A quick up date of what I have been up to over the past few months as Catchment Partnership host for the Old Bedford including Middle Level :
Producing a Guide to achieving Good Ecological Potential: Good Ecological Potential (GEP) is a Water Framework term and refers to the best ecological condition an artificial (or heavily modified) water body can achieve without compromising the function of the water body. The Guide sets out to describe the concept of GEP, explain the terminology surrounding it and give examples of drain modifications which would lead to good GEP being achieved. A working party of EA and IDB members have been working on the Guide and recently I was asked to support its completion which I was keen to do as it will have real benefits for the management of our catchment water bodies. A consultant (Roger Mitchell) has been busy finalising the text and we have recently had a workshop to consult on the draft version. The guide will be published and available on the ADA website March this year and is funded by the EA.
Catchment Sensitive Farming events: I met with Andrew Downs; our Catchment Sensitive farming Advisor in December to learn more about agricultural diffuse pollution – in particular soil/fertiliser run off. As a result of this we are hosting an event for farmers on 8 March at Flegcroft Farm (near Whittlesey) with speakers on soil erosion, tyre pressures and worms(!), lunch and a farm walk to look at his no till seed drill which helps to reduce soil run off. The partnership is funding the lunch for this event and all Partners are welcome to attend. We are also working on a pond dipping event near Pidley for April. Will keep you updated.
Bury Brook walk over: Helen (our newly married catchment coordinator, now Mrs Chapman) , myself and an EA geomorphologist did a walk over of Bury Brook last October there is a blog post of this here. Helen will update us with the EA response to this walkover at our next meeting.
Water quality issues in the catchment: I met (with Helen) and the EA water quality planner at Brampton to look at how the Partnership could support the EA in making decisions about water quality issues. This was a very useful session and the offer of help/support is there if any partner wants to take up some sampling. I also attended a Fresh Water Habitats Trust workshop on volunteer water sampling where they had some simple but reliable testing kits for nitrogen and phosphate which I am considering getting hold of for all partners to try out if they want to. We could try a “snapshot” of the catchment in a particular month, just a thought.
The test kits are just little tubes which you mix the river water into. This photo shows phosphate levels with darker meaning higher levels.
The partnership has also given a phosphate reader to the Great Fen to assist in monitoring P levels at this important site.
Giving Nature an Edge: Is an HLF project bid Cambridgeshire ACRE is putting together to follow on from the Ouse Washes Landscape Partnership. Its focus is on restoring and raising awareness of the natural heritage of the Cambridgeshire and Norfolk Fens.

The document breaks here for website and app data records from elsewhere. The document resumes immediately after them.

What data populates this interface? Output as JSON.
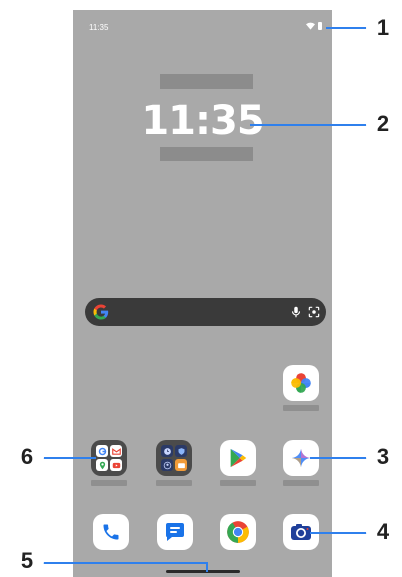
{
  "status_bar": {
    "time": "11:35",
    "wifi_icon": "wifi-icon",
    "battery_icon": "battery-icon"
  },
  "clock": {
    "time": "11:35"
  },
  "search_bar": {
    "logo": "google-g-icon",
    "mic": "mic-icon",
    "lens": "lens-icon"
  },
  "apps": {
    "photos": "photos-icon",
    "google_folder": "google-folder",
    "tools_folder": "tools-folder",
    "play_store": "play-store-icon",
    "gemini": "gemini-icon"
  },
  "dock": [
    "phone-icon",
    "messages-icon",
    "chrome-icon",
    "camera-icon"
  ],
  "callouts": [
    "1",
    "2",
    "3",
    "4",
    "5",
    "6"
  ],
  "colors": {
    "screen_bg": "#a9a9a9",
    "callout_line": "#2f80ed"
  }
}
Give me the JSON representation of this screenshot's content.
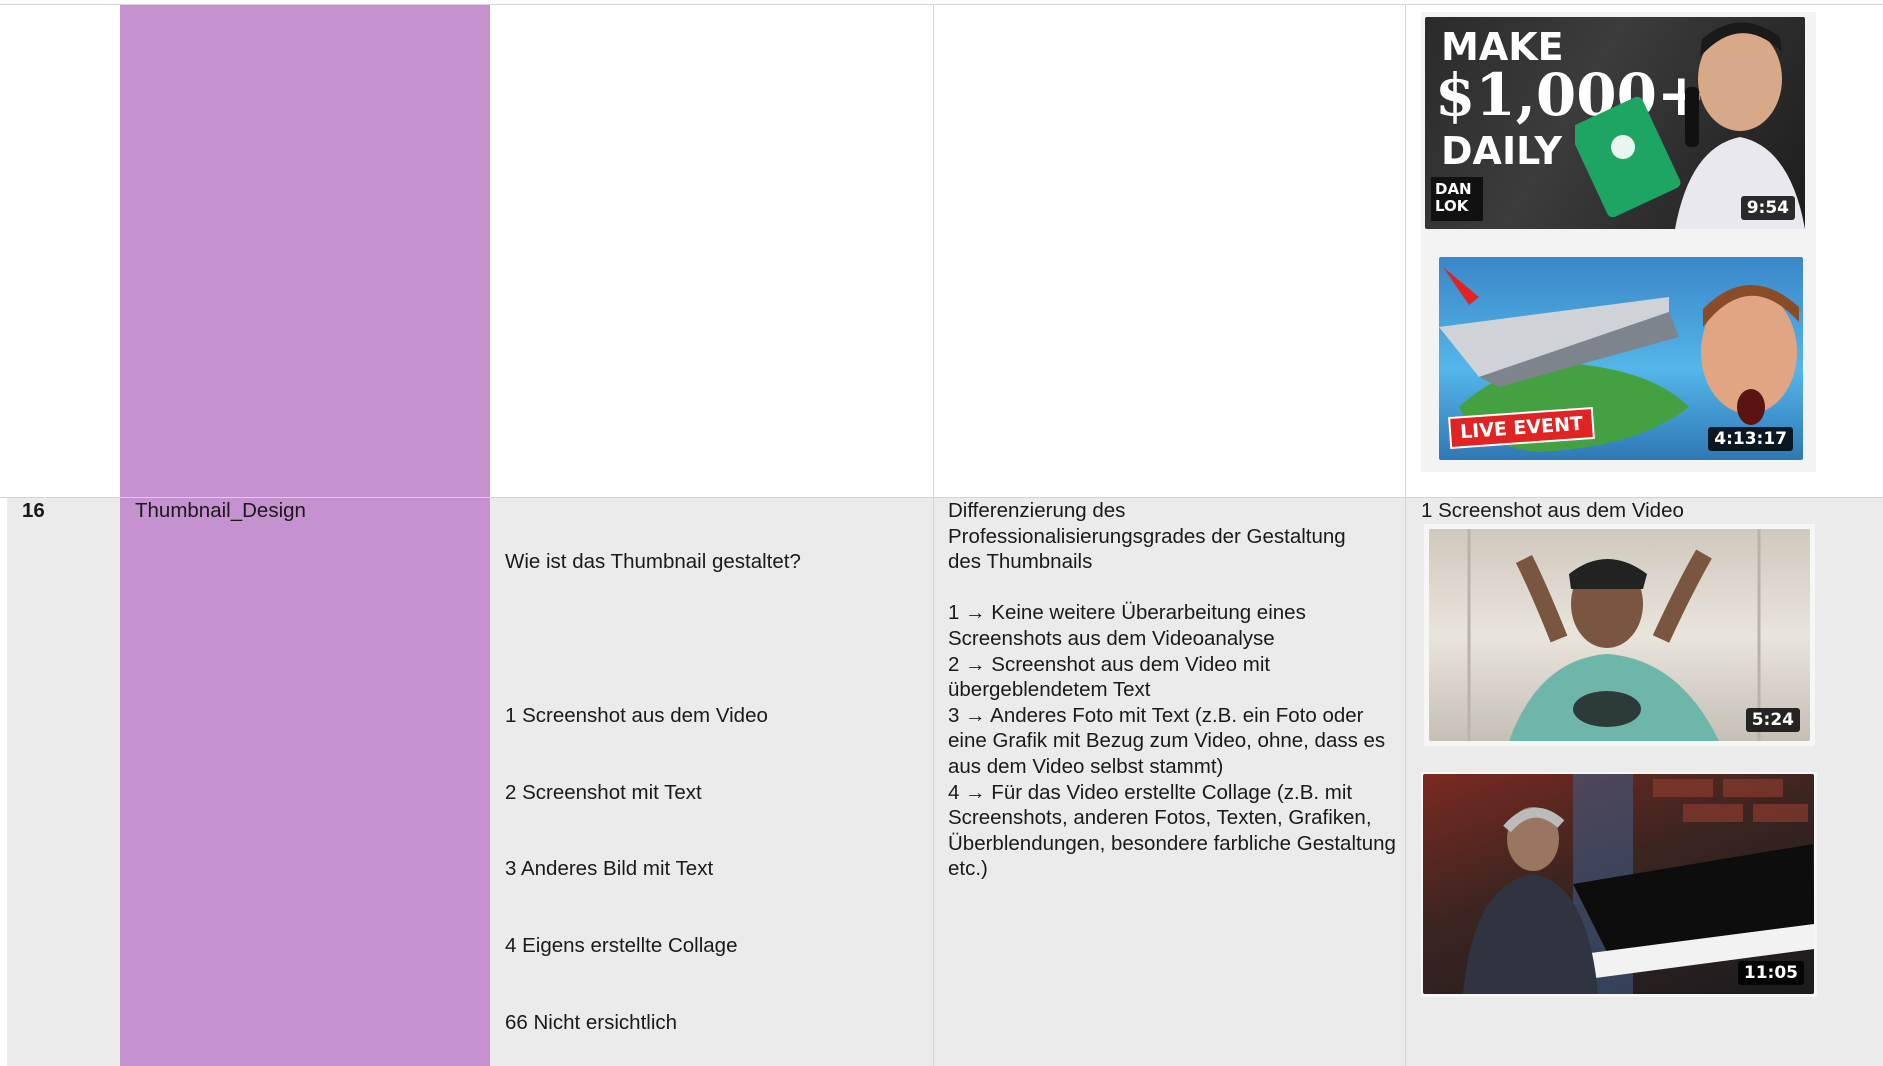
{
  "row_top": {
    "thumbnails": [
      {
        "duration": "9:54",
        "headline_1": "MAKE",
        "headline_2": "$1,000+",
        "headline_3": "DAILY",
        "logo": "DAN LOK"
      },
      {
        "duration": "4:13:17",
        "tag": "LIVE EVENT"
      }
    ]
  },
  "row_16": {
    "number": "16",
    "variable": "Thumbnail_Design",
    "question": "Wie ist das Thumbnail gestaltet?",
    "codes": [
      "1 Screenshot aus dem Video",
      "2 Screenshot mit Text",
      "3 Anderes Bild mit Text",
      "4 Eigens erstellte Collage",
      "66 Nicht ersichtlich"
    ],
    "description_intro": "Differenzierung des Professionalisierungsgrades der Gestaltung des Thumbnails",
    "description_items": [
      "1 → Keine weitere Überarbeitung eines Screenshots aus dem Videoanalyse",
      "2 → Screenshot aus dem Video mit übergeblendetem Text",
      "3 → Anderes Foto mit Text (z.B. ein Foto oder eine Grafik mit Bezug zum Video, ohne, dass es aus dem Video selbst stammt)",
      "4 → Für das Video erstellte Collage (z.B. mit Screenshots, anderen Fotos, Texten, Grafiken, Überblendungen, besondere farbliche Gestaltung etc.)"
    ],
    "example_label": "1 Screenshot aus dem Video",
    "thumbnails": [
      {
        "duration": "5:24"
      },
      {
        "duration": "11:05"
      }
    ]
  },
  "colors": {
    "purple": "#c592cf",
    "row_gray": "#ebebeb",
    "grid": "#d4d4d4"
  }
}
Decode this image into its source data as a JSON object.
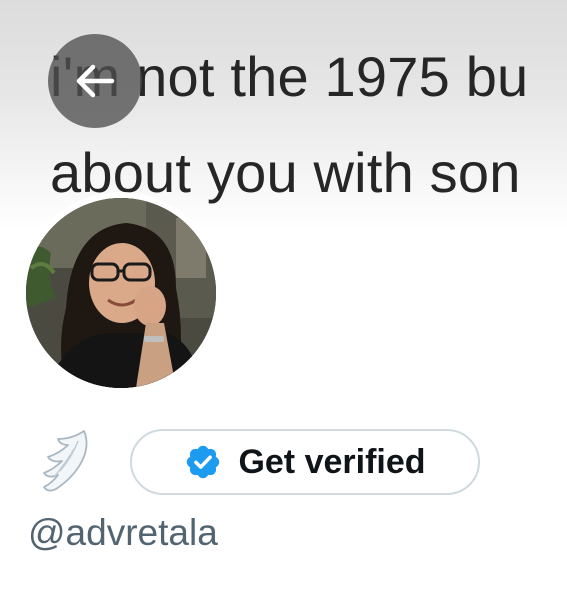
{
  "header": {
    "banner_line_1": "i'm not the 1975 bu",
    "banner_line_2": "about you with son"
  },
  "profile": {
    "handle": "@advretala",
    "bio_emoji": "wing-emoji",
    "get_verified_label": "Get verified"
  },
  "icons": {
    "back": "arrow-left-icon",
    "verified": "verified-badge-icon"
  },
  "colors": {
    "verified_badge": "#1d9bf0",
    "button_border": "#cfd9de",
    "handle_text": "#536471",
    "primary_text": "#0f1419"
  }
}
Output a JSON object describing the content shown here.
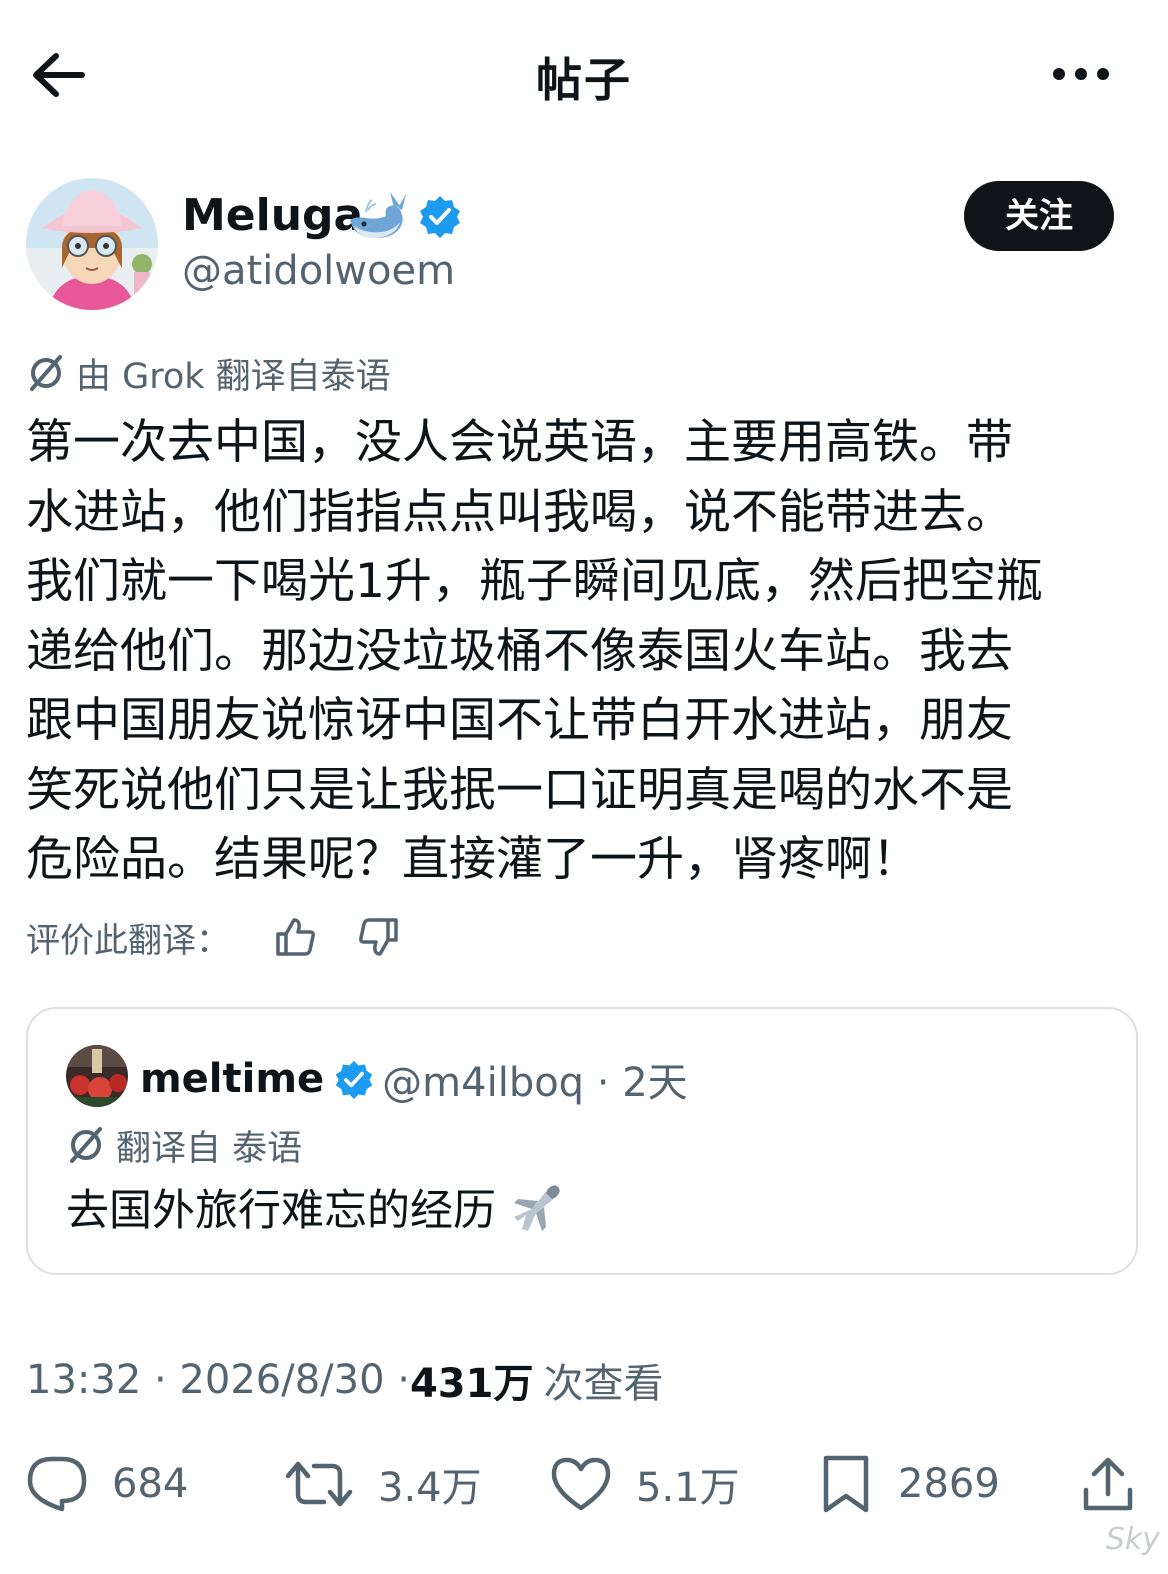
{
  "topbar": {
    "title": "帖子"
  },
  "author": {
    "display_name": "Meluga",
    "handle": "@atidolwoem",
    "follow_label": "关注"
  },
  "translation": {
    "grok_label": "由 Grok 翻译自泰语",
    "rate_label": "评价此翻译："
  },
  "post": {
    "text": "第一次去中国，没人会说英语，主要用高铁。带\n水进站，他们指指点点叫我喝，说不能带进去。\n我们就一下喝光1升，瓶子瞬间见底，然后把空瓶\n递给他们。那边没垃圾桶不像泰国火车站。我去\n跟中国朋友说惊讶中国不让带白开水进站，朋友\n笑死说他们只是让我抿一口证明真是喝的水不是\n危险品。结果呢？直接灌了一升，肾疼啊！"
  },
  "quote": {
    "display_name": "meltime",
    "handle_time": "@m4ilboq · 2天",
    "translate_label": "翻译自 泰语",
    "text": "去国外旅行难忘的经历"
  },
  "meta": {
    "time_date": "13:32 · 2026/8/30 · ",
    "views_count": "431万",
    "views_label": "次查看"
  },
  "actions": {
    "replies": "684",
    "reposts": "3.4万",
    "likes": "5.1万",
    "bookmarks": "2869"
  },
  "watermark": "Sky",
  "colors": {
    "text_primary": "#0f1419",
    "text_secondary": "#536471",
    "verified_blue": "#1d9bf0",
    "border": "#dcdfe2"
  }
}
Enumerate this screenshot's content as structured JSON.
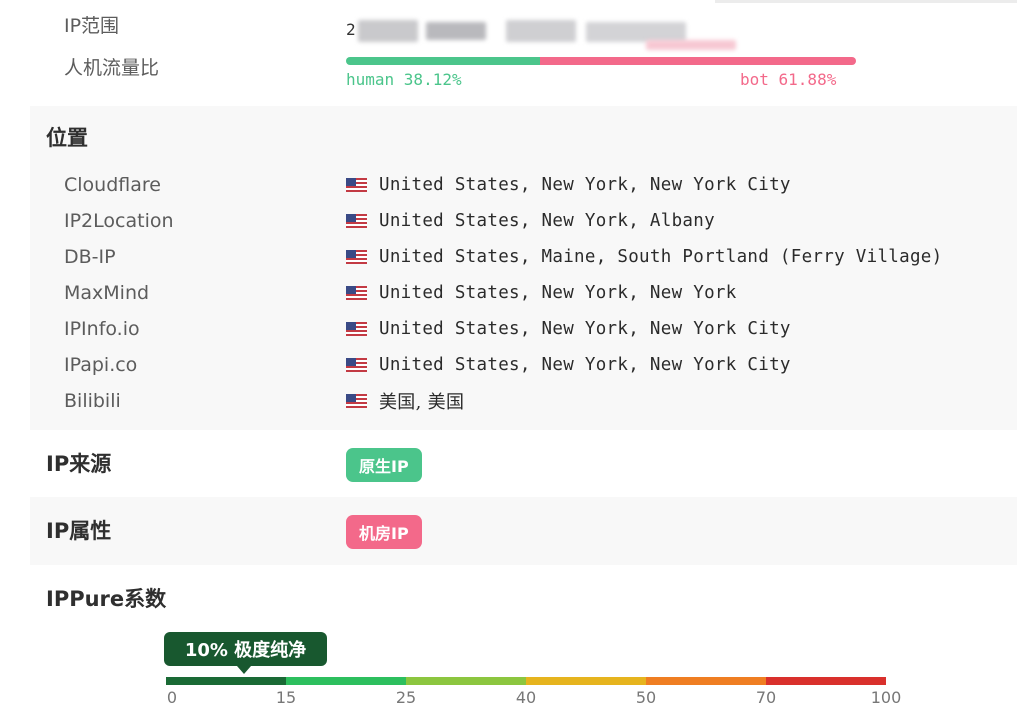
{
  "ip_range": {
    "label": "IP范围",
    "value_visible_prefix": "2"
  },
  "traffic_ratio": {
    "label": "人机流量比",
    "human_text": "human 38.12%",
    "bot_text": "bot 61.88%",
    "human_fraction": 0.3812,
    "bot_fraction": 0.6188,
    "human_color": "#4bc58b",
    "bot_color": "#f3698a"
  },
  "location": {
    "heading": "位置",
    "flag_icon": "us-flag-icon",
    "rows": [
      {
        "source": "Cloudflare",
        "value": "United States, New York, New York City"
      },
      {
        "source": "IP2Location",
        "value": "United States, New York, Albany"
      },
      {
        "source": "DB-IP",
        "value": "United States, Maine, South Portland (Ferry Village)"
      },
      {
        "source": "MaxMind",
        "value": "United States, New York, New York"
      },
      {
        "source": "IPInfo.io",
        "value": "United States, New York, New York City"
      },
      {
        "source": "IPapi.co",
        "value": "United States, New York, New York City"
      },
      {
        "source": "Bilibili",
        "value": "美国, 美国"
      }
    ]
  },
  "ip_source": {
    "heading": "IP来源",
    "badge": "原生IP",
    "badge_color": "#4bc58b"
  },
  "ip_attribute": {
    "heading": "IP属性",
    "badge": "机房IP",
    "badge_color": "#f3698a"
  },
  "purity": {
    "heading": "IPPure系数",
    "value_percent": 10,
    "tooltip": "10% 极度纯净",
    "tooltip_color": "#18582f",
    "ticks": [
      "0",
      "15",
      "25",
      "40",
      "50",
      "70",
      "100"
    ],
    "segments": [
      {
        "from": 0,
        "to": 15,
        "color": "#1a6a35"
      },
      {
        "from": 15,
        "to": 25,
        "color": "#2dbf5e"
      },
      {
        "from": 25,
        "to": 40,
        "color": "#8cc63f"
      },
      {
        "from": 40,
        "to": 50,
        "color": "#e6b41e"
      },
      {
        "from": 50,
        "to": 70,
        "color": "#ef7e22"
      },
      {
        "from": 70,
        "to": 100,
        "color": "#d9302c"
      }
    ]
  }
}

It will enable communities to work with local organisations to strengthening ecological networks to help reverse the decline in wildlife and habitats. Many partners are already involved in the bids development. Let me know if you want any more information.
- We need a new Catchment Action Plan to identify our priority issues and then decide what we are going to do about them. I have started work on this and met with other catchment hosts plus the Rivers Trust recently for guidance. I will need some help for the partnership in developing something meaningful which we can deliver and will talk about this at the next meeting
- Other events I have attended: Sustainable Urban drainage workshop run by Anglian water, Fens for the Future conference on Natural Capital; Middle Level Biodiversity meeting.
I hope some of this has been of interest, Rachael.